President Hollande is not the only one under pressure. On February 5th, the Infanta Cristina, youngest daughter of King Juan Carlos of Spain and mother of four, appeared in court in Palma de Mallorca where in a closed-door meeting with Investigative Judge José Castro she was questioned for seven hours about her involvement in the corruption scandal surrounding her husband Iñaki Urdangarin. Former Olympic handball medalist Urdangarin, who received the title of Duke of Palma upon his marriage to Cristina in 1997, is accused of diverting €6 million from the Nóos Institute, a charitable foundation he managed, to a private company he co-owned with his wife Cristina. Part of the money was spent on lavish parties and on renovating the couple's private villa in Barcelona. Cristina, who sat on the board of Nóos, claims that she never suspected the source of the money she spent and implicitly trusted her husband.

The princess and her husband have not been charged with a crime but are officially listed as suspects. Judge Castro is expected to decide in the coming weeks whether he will call for a trial.

Cristina and Iñaki Urdangarin
This corruption scandal has further weakened the Spanish monarchy, after the public outcry in April 2012 when King Juan Carlos went on an expensive elephant-hunting safari in Botswana while his country was mired in an economic crisis. Further allegations of an affair with a glamorous German divorcee, as well as his diminished physical condition following five operations in 18 months, have fueled demands for the 76-year-old king's abdication in favor of his heir, 46-year-old crown prince Felipe. There also is a growing movement of Republicans who would like to see the monarchy abolished altogether.
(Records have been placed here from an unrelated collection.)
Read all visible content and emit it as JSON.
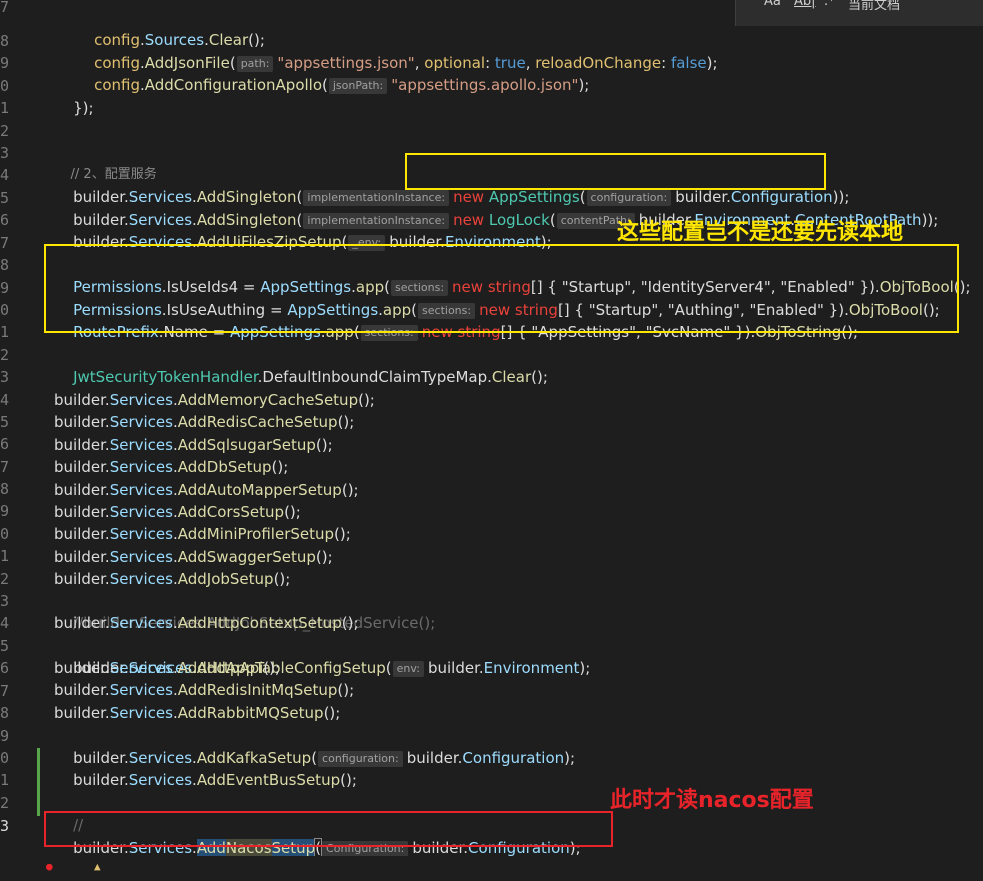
{
  "toolbar": {
    "match_case_label": "Aa",
    "match_word_label": "Ab|",
    "regex_label": ".*",
    "scope_label": "当前文档"
  },
  "line_numbers": [
    "7",
    "8",
    "9",
    "0",
    "1",
    "2",
    "3",
    "4",
    "5",
    "6",
    "7",
    "8",
    "9",
    "0",
    "1",
    "2",
    "3",
    "4",
    "5",
    "6",
    "7",
    "8",
    "9",
    "0",
    "1",
    "2",
    "3",
    "4",
    "5",
    "6",
    "7",
    "8",
    "9",
    "0",
    "1",
    "2",
    "3"
  ],
  "active_line_number": "3",
  "code": {
    "l_sources_clear": {
      "obj": "config",
      "prop": "Sources",
      "method": "Clear",
      "tail": "();"
    },
    "l_add_json": {
      "obj": "config",
      "method": "AddJsonFile",
      "hint": "path:",
      "arg": "\"appsettings.json\"",
      "p2": "optional",
      "v2": "true",
      "p3": "reloadOnChange",
      "v3": "false",
      "tail": ");"
    },
    "l_add_apollo": {
      "obj": "config",
      "method": "AddConfigurationApollo",
      "hint": "jsonPath:",
      "arg": "\"appsettings.apollo.json\"",
      "tail": ");"
    },
    "l_close": "});",
    "l_comment": "// 2、配置服务",
    "l_singleton1": {
      "obj": "builder",
      "svc": "Services",
      "method": "AddSingleton",
      "hint": "implementationInstance:",
      "kw": "new",
      "cls": "AppSettings",
      "hint2": "configuration:",
      "arg": "builder",
      "argprop": "Configuration",
      "tail": "));"
    },
    "l_singleton2": {
      "obj": "builder",
      "svc": "Services",
      "method": "AddSingleton",
      "hint": "implementationInstance:",
      "kw": "new",
      "cls": "LogLock",
      "hint2": "contentPath:",
      "arg": "builder",
      "argprop": "Environment",
      "argprop2": "ContentRootPath",
      "tail": "));"
    },
    "l_uizip": {
      "obj": "builder",
      "svc": "Services",
      "method": "AddUiFilesZipSetup",
      "hint": "_env:",
      "arg": "builder",
      "argprop": "Environment",
      "tail": ");"
    },
    "l_perm1": {
      "cls": "Permissions",
      "prop": "IsUseIds4",
      "eq": " = ",
      "cls2": "AppSettings",
      "method": "app",
      "hint": "sections:",
      "kw": "new",
      "type": "string",
      "brk": "[] { ",
      "s1": "\"Startup\"",
      "s2": "\"IdentityServer4\"",
      "s3": "\"Enabled\"",
      "close": " })",
      "conv": "ObjToBool",
      "tail": "();"
    },
    "l_perm2": {
      "cls": "Permissions",
      "prop": "IsUseAuthing",
      "eq": " = ",
      "cls2": "AppSettings",
      "method": "app",
      "hint": "sections:",
      "kw": "new",
      "type": "string",
      "brk": "[] { ",
      "s1": "\"Startup\"",
      "s2": "\"Authing\"",
      "s3": "\"Enabled\"",
      "close": " })",
      "conv": "ObjToBool",
      "tail": "();"
    },
    "l_route": {
      "cls": "RoutePrefix",
      "prop": "Name",
      "eq": " = ",
      "cls2": "AppSettings",
      "method": "app",
      "hint": "sections:",
      "kw": "new",
      "type": "string",
      "brk": "[] { ",
      "s1": "\"AppSettings\"",
      "s2": "\"SvcName\"",
      "close": " })",
      "conv": "ObjToString",
      "tail": "();"
    },
    "l_jwt": {
      "cls": "JwtSecurityTokenHandler",
      "prop": "DefaultInboundClaimTypeMap",
      "method": "Clear",
      "tail": "();"
    },
    "setup_lines": [
      "AddMemoryCacheSetup",
      "AddRedisCacheSetup",
      "AddSqlsugarSetup",
      "AddDbSetup",
      "AddAutoMapperSetup",
      "AddCorsSetup",
      "AddMiniProfilerSetup",
      "AddSwaggerSetup",
      "AddJobSetup"
    ],
    "l_job_comment": "//builder.Services.AddJobSetup_HostedService();",
    "setup_lines2": [
      "AddHttpContextSetup"
    ],
    "l_apptable": {
      "method": "AddAppTableConfigSetup",
      "hint": "env:",
      "arg": "builder",
      "argprop": "Environment",
      "tail": ");"
    },
    "setup_lines3": [
      "AddHttpApi",
      "AddRedisInitMqSetup",
      "AddRabbitMQSetup"
    ],
    "l_kafka": {
      "method": "AddKafkaSetup",
      "hint": "configuration:",
      "arg": "builder",
      "argprop": "Configuration",
      "tail": ");"
    },
    "l_eventbus": "AddEventBusSetup",
    "l_slash": "//",
    "l_nacos": {
      "obj": "builder",
      "svc": "Services",
      "m1": "Add",
      "m2": "Nacos",
      "m3": "Setup",
      "hint": "Configuration:",
      "arg": "builder",
      "argprop": "Configuration",
      "tail": ");"
    },
    "builder": "builder",
    "services": "Services",
    "call_tail": "();"
  },
  "annotations": {
    "yellow_note": "这些配置岂不是还要先读本地",
    "red_note": "此时才读nacos配置"
  }
}
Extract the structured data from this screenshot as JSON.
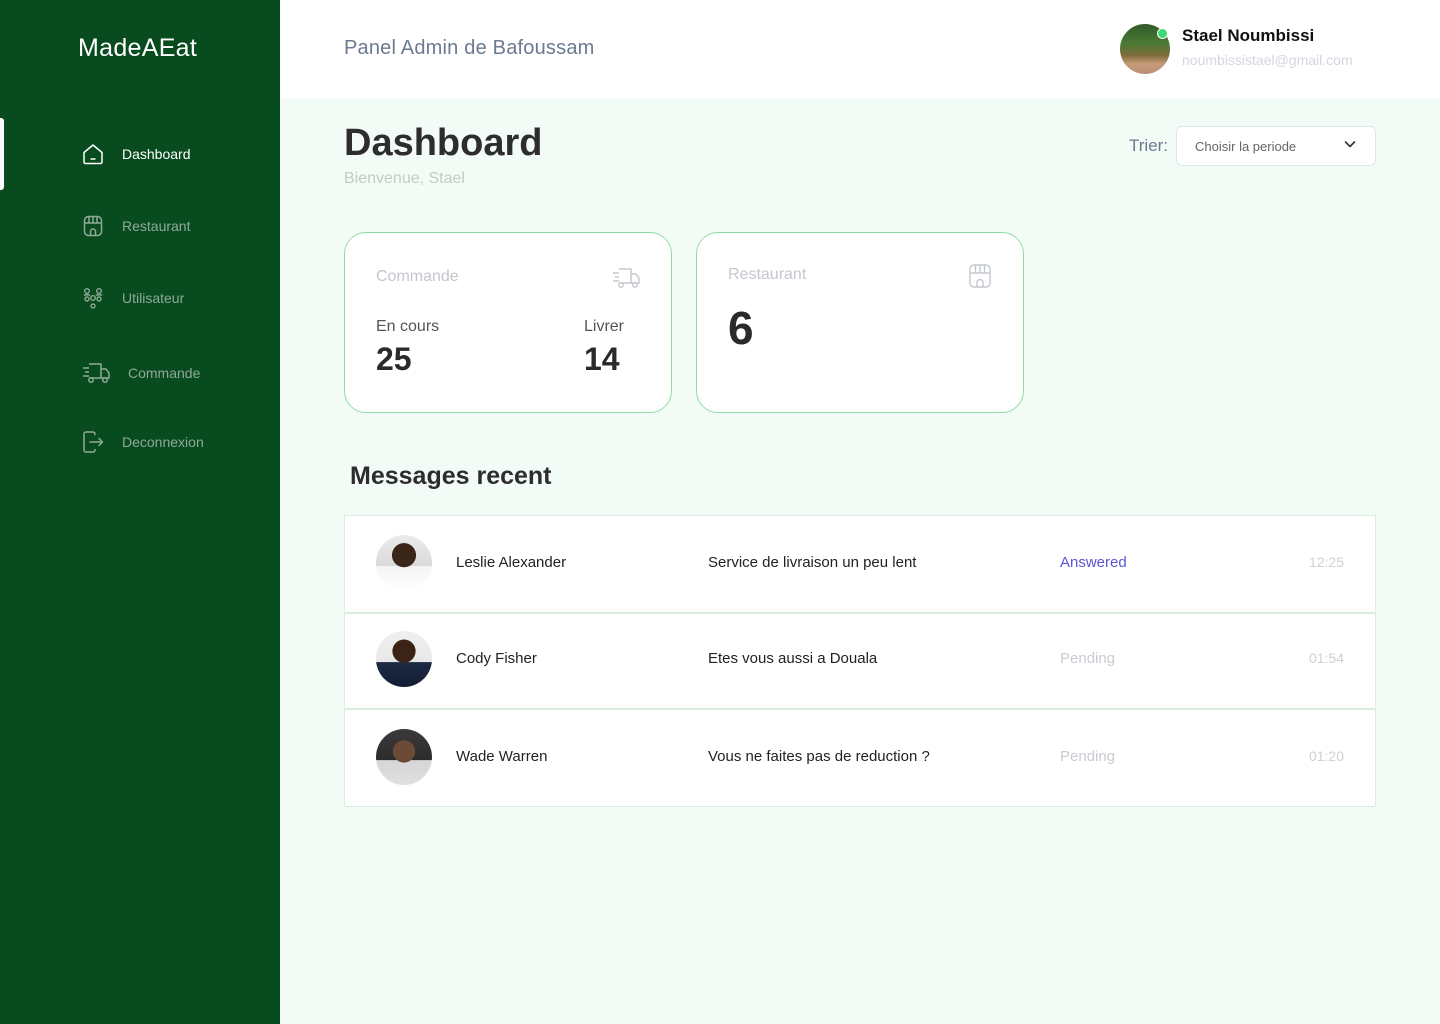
{
  "app": {
    "brand": "MadeAEat"
  },
  "sidebar": {
    "items": [
      {
        "label": "Dashboard",
        "icon": "home-icon",
        "active": true
      },
      {
        "label": "Restaurant",
        "icon": "store-icon",
        "active": false
      },
      {
        "label": "Utilisateur",
        "icon": "users-icon",
        "active": false
      },
      {
        "label": "Commande",
        "icon": "delivery-truck-icon",
        "active": false
      },
      {
        "label": "Deconnexion",
        "icon": "logout-icon",
        "active": false
      }
    ]
  },
  "header": {
    "title": "Panel Admin de Bafoussam",
    "user": {
      "name": "Stael Noumbissi",
      "email": "noumbissistael@gmail.com",
      "status": "online"
    }
  },
  "main": {
    "title": "Dashboard",
    "subtitle": "Bienvenue, Stael",
    "sort": {
      "label": "Trier:",
      "placeholder": "Choisir la periode"
    }
  },
  "cards": {
    "commande": {
      "title": "Commande",
      "icon": "delivery-truck-icon",
      "en_cours_label": "En cours",
      "en_cours_value": "25",
      "livrer_label": "Livrer",
      "livrer_value": "14"
    },
    "restaurant": {
      "title": "Restaurant",
      "icon": "store-icon",
      "value": "6"
    }
  },
  "messages": {
    "title": "Messages recent",
    "rows": [
      {
        "name": "Leslie Alexander",
        "text": "Service de livraison un peu lent",
        "status": "Answered",
        "time": "12:25"
      },
      {
        "name": "Cody Fisher",
        "text": "Etes vous aussi a Douala",
        "status": "Pending",
        "time": "01:54"
      },
      {
        "name": "Wade Warren",
        "text": "Vous ne faites pas de reduction ?",
        "status": "Pending",
        "time": "01:20"
      }
    ]
  },
  "colors": {
    "sidebar_bg": "#084b1f",
    "page_bg": "#f3fbf6",
    "card_border": "#8fdca3",
    "answered": "#5a55d6",
    "online": "#3ddc72"
  }
}
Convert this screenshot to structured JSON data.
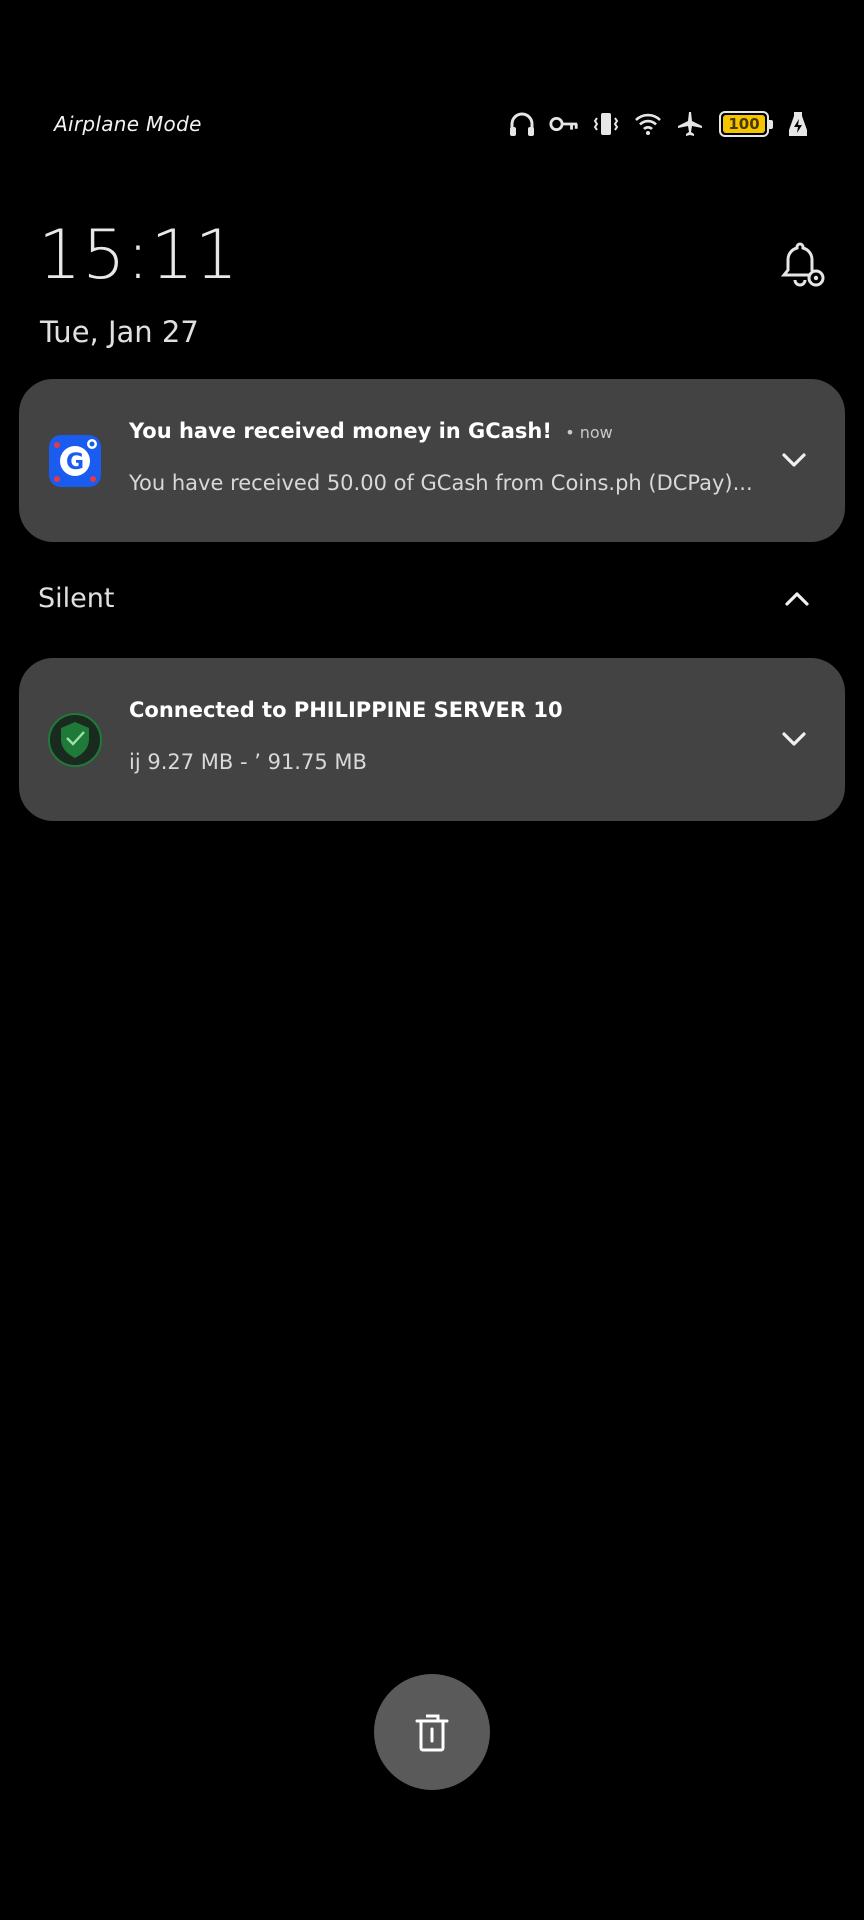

In several villages of the Nord Pas de Calais region of France, a rash of thefts of hydrangeas (called hortensias here) from private gardens has been noted in recent weeks. It now appears that dried hydrangea flowers mixed with tobacco can be smoked like marijuana, with similar hallucinogenic effects. There is little or no scientific evidence available, but Kurt Hostettmann, honorary professor of pharmacology at the University of Lausanne and Geneva, says that when smoked, hydrangea flowers can have euphoria-inducing effects similar to those caused by THC (tetrahydrocannabinol), a psychoactive substance found in the cannabis plant. He warns, however, that regular users risk poisoning themselves. "The secondary effects are very dangerous to the health", he says, causing stomach and respiratory problems and, when used in large amounts, can produce prussic acid, the base of Zyklon B gas used in the Nazi death chambers.

The hydrangea flower as a cheap substitute for marijuana seems to have originated in 2013 in Bavaria where hydrangea plants kept consistently disappearing from public gardens, until police caught the culprits.

As French gendarmes have vowed to catch their own Hortensia Gang, villagers in Nord Pas de Calais have begun moving their plants closer to the house and with the help of the old-time vigilante network of a French village, stand ready to do battle with the invaders.